Photius reported that Olympiodorus defined himself as a “professional poet” (Phot., Ibid. 166, 6: poiêtês to epitêdeuma), a term that at the time could designate a writer of either artistic poetry or of prose in the general sense. Certain scholars, attributing to poiêtês (Lat. operator) the very specific sense of “alchemist” as is found in Greek texts on alchemy, believed him to be the author of a work contained in the Corpus of Greek alchemists, entitled “The Alexandrian Philosopher Olympiodorus on the Book Kat’energeian by Zosimus and on the Sayings of Hermes and the Philosophers.” This attribution—propagated, among other sources, by the single original DSB entry on “Olympiodorus”—is now regarded as false, and the name of the alchemist must be associated instead with that of Olympiodorus of Alexandria, the Neoplatonic commentator of Plato and of Artistotle (see the entry “Olympiodorus of Alexandria”).
Life . The earliest known event in the life of Olympiodorus is a mission in 412 for Emperor Honorius to Donatus, leader of the Huns. About 415 he was in Athens and about 423 he went to Egypt, where he visited Nubia, Talmis, Syene (now Aswan), the oasis of Siwa, and the priests of Isis at Philae. He probably lived at times in Byzantium, Ravenna, and Rome; and he knew the latter city well. He was not a Christian. At Athens, Olympiodorus associated with the Sophists and was a friend of the grammarian Philtatius. He was personally acquainted with Valerius, the prefect of Thrace.

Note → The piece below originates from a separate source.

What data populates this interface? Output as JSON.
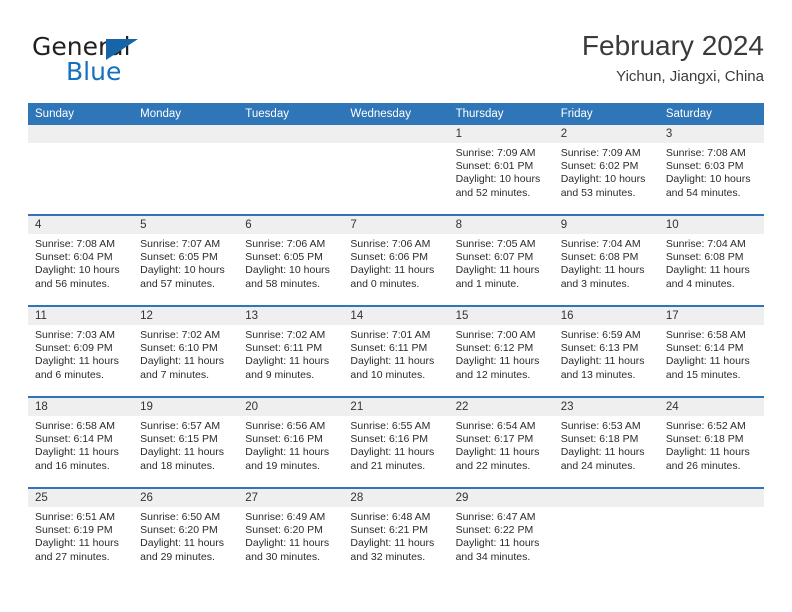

Olympiodorus is author of a Greek history, a continuation of the work of Eunapius. The original work, covering the period from 407–425, is preserved only in fragments. The principal source is the Bibliotheca of Photius, the ninth-century patriarch of Constantinople. Another source is the New History of Zosimus (fl. 490–510). Olympiodorus’s history is dedicated to the Emperor Theodosius II and describes in twenty-two books the history of the Western Empire from the seventh consulship of Honorius to the accession of Valentinian III.
More than a history organized around a narrative thread, the work of Olympiodorus presents itself as the objective commentary of an eyewitness to the troubled events that characterized the beginning of the fifth century. Olympiodorus stated that he did not intend to produce a history but that his aim is to furnish “material” for a history (Phot., Bibl. Cod. 80, p. 166, 10). The objectivity and the independence of judgment that he exhibited distinguish his work from that of other historians and made it most interesting for the modern reader. Similarly, the numerous geographic and anthropological digressions that accompany the exposition of what are properly historic facts are of great interest for the history of science. Olympiodorus described the places, the climates, and the peoples that he encountered during his travels. He also related some wondrous phenomena, fantastic stories, and incidents of magic (Phot., Ibid. 171= fr. 16 Blockley). In particular, when it is a question of controversial subjects such as the route of Odysseus’s voyage (Phot., Ibid. 186, 1=fr. 42 Blockley), Olympiodorus stated that he has compared the opinions of other authors, thus showing that he made use of a methodological practice similar to what is known as the status quaestionis.
WORKS BY OLYMPIODORUS
Fragmenta Historicorum Graecorum IV. Edited by Karl Muller. 57–68. Paris: 1851.
Historici graeci minores I, edited by Ludwig A. Dindorf, 450–472. Leipzig: B.G. Teubner, 1870. The excerpts from Olympiodorus’s historical work, as preserved by Photius, are published here and in Muller.
The Fragmentary Classicising Historian of the Later Roman Empire. Eunapius, Olympiodorus, Priscus and Malchius, 2 vols. Edited by R.C. Blockley, vol. II, 152–220. Liverpool, U.K.: F. Cairns, 1981–1983.
Haedicke, Walter. “Olympiodoros.” In Encyclopaedie der classischen Altertums-Wissenschaft[Encyclopedia of Ancient Classical Science] (13), 18, 2, edited by August F. von Pauly, Georg Wissowa, Wilhelm Kroll, et. al, pp. 201-207. Stuttgart: J.B. Metzler, 1949.
Thompson, E. A. “Olympiodoros of Thebes.” Classical Quarterly 38 (1944): 43–52.